Required work: Where the records hold the string "Parts", show the whole line it sits on.

Data records for software interfaces:
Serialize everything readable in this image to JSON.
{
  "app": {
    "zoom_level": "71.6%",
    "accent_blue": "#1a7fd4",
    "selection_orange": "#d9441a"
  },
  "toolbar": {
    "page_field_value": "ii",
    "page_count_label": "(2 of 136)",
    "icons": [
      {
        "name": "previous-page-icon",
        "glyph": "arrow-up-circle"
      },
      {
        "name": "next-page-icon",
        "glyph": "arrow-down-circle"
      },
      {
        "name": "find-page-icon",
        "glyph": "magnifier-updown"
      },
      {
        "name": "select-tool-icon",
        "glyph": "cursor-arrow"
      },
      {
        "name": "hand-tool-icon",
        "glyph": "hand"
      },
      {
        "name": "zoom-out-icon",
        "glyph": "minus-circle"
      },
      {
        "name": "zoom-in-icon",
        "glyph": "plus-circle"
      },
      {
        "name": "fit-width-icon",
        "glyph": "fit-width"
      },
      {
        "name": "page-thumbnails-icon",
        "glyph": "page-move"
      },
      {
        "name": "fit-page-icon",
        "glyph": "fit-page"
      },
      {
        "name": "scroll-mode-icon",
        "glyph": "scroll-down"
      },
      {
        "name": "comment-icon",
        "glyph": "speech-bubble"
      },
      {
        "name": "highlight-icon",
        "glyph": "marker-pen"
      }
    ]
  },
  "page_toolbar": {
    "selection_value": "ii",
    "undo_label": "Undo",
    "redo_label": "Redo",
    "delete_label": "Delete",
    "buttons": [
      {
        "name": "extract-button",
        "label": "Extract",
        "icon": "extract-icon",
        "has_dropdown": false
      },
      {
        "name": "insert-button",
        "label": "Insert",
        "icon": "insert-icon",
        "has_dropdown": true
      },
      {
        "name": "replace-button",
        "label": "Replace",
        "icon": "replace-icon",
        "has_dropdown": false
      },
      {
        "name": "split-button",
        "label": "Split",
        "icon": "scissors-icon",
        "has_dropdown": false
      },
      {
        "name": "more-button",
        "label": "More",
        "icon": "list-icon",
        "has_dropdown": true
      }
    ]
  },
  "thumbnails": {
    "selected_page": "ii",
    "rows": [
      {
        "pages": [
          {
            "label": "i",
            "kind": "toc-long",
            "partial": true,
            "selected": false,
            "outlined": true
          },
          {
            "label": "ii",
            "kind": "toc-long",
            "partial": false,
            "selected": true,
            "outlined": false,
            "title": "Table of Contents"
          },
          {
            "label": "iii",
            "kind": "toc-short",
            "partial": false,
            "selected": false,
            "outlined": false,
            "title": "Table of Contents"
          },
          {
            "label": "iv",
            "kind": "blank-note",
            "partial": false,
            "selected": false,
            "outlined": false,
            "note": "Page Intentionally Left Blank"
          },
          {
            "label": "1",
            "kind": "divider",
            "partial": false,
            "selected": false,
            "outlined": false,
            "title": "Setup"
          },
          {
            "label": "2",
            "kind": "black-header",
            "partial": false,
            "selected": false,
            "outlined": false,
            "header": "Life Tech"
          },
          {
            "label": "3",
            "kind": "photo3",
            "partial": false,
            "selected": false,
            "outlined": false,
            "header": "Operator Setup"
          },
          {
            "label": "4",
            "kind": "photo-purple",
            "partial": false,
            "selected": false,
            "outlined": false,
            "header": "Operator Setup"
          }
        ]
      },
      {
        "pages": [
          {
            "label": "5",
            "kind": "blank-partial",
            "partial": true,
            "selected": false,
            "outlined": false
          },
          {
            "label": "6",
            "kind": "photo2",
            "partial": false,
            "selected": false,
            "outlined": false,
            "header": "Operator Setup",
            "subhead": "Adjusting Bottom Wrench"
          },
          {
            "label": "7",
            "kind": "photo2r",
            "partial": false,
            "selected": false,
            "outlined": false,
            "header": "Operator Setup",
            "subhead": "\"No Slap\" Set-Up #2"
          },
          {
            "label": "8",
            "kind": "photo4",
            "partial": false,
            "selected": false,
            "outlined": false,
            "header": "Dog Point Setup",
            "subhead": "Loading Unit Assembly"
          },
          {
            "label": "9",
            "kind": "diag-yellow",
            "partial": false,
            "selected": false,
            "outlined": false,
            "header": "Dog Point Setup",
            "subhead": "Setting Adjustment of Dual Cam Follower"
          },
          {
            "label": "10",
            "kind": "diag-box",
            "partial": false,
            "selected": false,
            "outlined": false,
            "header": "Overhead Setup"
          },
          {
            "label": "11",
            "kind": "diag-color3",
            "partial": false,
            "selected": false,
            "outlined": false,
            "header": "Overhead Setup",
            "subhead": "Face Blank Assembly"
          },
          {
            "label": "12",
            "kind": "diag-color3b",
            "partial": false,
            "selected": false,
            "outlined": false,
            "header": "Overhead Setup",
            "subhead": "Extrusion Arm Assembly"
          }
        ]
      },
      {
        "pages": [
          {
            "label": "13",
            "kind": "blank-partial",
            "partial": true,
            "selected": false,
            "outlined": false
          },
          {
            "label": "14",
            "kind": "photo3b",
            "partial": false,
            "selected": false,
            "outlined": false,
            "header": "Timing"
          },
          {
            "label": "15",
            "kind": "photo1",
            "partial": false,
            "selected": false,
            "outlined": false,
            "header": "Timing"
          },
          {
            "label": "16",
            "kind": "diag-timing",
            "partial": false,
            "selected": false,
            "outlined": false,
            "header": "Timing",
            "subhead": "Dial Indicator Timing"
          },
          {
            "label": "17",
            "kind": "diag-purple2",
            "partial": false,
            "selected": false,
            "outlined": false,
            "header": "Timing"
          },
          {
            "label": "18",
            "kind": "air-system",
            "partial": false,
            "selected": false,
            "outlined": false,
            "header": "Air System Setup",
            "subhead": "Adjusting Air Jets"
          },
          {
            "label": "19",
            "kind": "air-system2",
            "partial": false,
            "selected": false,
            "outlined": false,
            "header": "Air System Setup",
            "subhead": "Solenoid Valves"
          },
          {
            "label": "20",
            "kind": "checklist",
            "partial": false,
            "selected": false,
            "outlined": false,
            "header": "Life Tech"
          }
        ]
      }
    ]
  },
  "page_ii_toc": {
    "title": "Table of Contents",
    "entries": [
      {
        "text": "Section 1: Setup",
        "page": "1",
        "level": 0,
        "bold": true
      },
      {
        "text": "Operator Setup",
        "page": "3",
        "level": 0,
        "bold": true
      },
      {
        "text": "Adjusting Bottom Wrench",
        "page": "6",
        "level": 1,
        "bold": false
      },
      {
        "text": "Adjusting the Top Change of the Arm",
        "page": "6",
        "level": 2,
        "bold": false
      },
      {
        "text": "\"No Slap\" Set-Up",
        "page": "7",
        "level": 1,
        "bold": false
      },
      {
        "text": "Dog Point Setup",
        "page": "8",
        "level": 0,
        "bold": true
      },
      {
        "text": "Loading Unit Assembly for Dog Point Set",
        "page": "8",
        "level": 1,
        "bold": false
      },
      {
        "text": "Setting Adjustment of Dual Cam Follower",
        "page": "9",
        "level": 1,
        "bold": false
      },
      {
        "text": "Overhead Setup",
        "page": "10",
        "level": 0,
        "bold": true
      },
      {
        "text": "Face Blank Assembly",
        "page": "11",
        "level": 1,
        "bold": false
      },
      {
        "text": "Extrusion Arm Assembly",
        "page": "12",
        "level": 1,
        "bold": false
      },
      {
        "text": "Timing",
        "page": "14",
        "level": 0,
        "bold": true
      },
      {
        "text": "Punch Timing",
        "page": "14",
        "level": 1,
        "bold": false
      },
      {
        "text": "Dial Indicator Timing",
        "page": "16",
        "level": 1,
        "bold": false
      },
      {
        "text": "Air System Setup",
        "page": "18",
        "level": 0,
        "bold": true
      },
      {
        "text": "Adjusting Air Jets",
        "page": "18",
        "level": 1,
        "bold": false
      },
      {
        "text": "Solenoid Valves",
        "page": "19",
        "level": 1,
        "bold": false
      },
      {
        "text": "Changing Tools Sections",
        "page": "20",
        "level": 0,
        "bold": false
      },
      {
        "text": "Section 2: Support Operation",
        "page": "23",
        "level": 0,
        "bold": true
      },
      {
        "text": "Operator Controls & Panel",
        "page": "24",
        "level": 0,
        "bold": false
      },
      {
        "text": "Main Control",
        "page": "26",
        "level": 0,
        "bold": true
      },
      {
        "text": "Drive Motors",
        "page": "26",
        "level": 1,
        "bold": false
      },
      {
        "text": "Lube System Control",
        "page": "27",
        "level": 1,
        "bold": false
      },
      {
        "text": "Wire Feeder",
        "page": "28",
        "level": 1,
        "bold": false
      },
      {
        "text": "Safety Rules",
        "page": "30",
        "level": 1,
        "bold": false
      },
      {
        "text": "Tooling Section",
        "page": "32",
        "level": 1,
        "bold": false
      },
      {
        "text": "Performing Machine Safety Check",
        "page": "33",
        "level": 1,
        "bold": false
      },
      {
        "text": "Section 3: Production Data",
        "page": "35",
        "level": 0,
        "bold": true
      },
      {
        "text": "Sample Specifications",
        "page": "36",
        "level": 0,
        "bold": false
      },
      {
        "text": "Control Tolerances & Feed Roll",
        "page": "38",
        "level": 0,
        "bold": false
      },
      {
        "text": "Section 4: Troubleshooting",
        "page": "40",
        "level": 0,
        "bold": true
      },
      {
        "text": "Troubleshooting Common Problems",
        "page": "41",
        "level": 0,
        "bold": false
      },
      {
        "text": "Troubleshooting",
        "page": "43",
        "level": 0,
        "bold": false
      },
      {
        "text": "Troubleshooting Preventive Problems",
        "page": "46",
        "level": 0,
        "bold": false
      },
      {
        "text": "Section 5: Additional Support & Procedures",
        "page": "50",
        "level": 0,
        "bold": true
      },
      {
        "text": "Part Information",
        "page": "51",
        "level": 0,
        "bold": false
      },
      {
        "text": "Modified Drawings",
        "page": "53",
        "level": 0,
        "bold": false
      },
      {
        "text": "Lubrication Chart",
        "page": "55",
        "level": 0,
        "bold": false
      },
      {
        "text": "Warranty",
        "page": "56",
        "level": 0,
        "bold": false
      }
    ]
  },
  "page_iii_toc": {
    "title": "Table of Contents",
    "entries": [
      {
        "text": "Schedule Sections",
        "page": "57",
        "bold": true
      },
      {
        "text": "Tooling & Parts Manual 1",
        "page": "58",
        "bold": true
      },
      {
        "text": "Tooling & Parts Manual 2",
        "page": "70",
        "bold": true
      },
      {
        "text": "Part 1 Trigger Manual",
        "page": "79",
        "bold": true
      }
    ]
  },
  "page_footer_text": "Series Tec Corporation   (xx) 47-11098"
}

Answer box:
        "text": "Tooling & Parts Manual 1",
        "text": "Tooling & Parts Manual 2",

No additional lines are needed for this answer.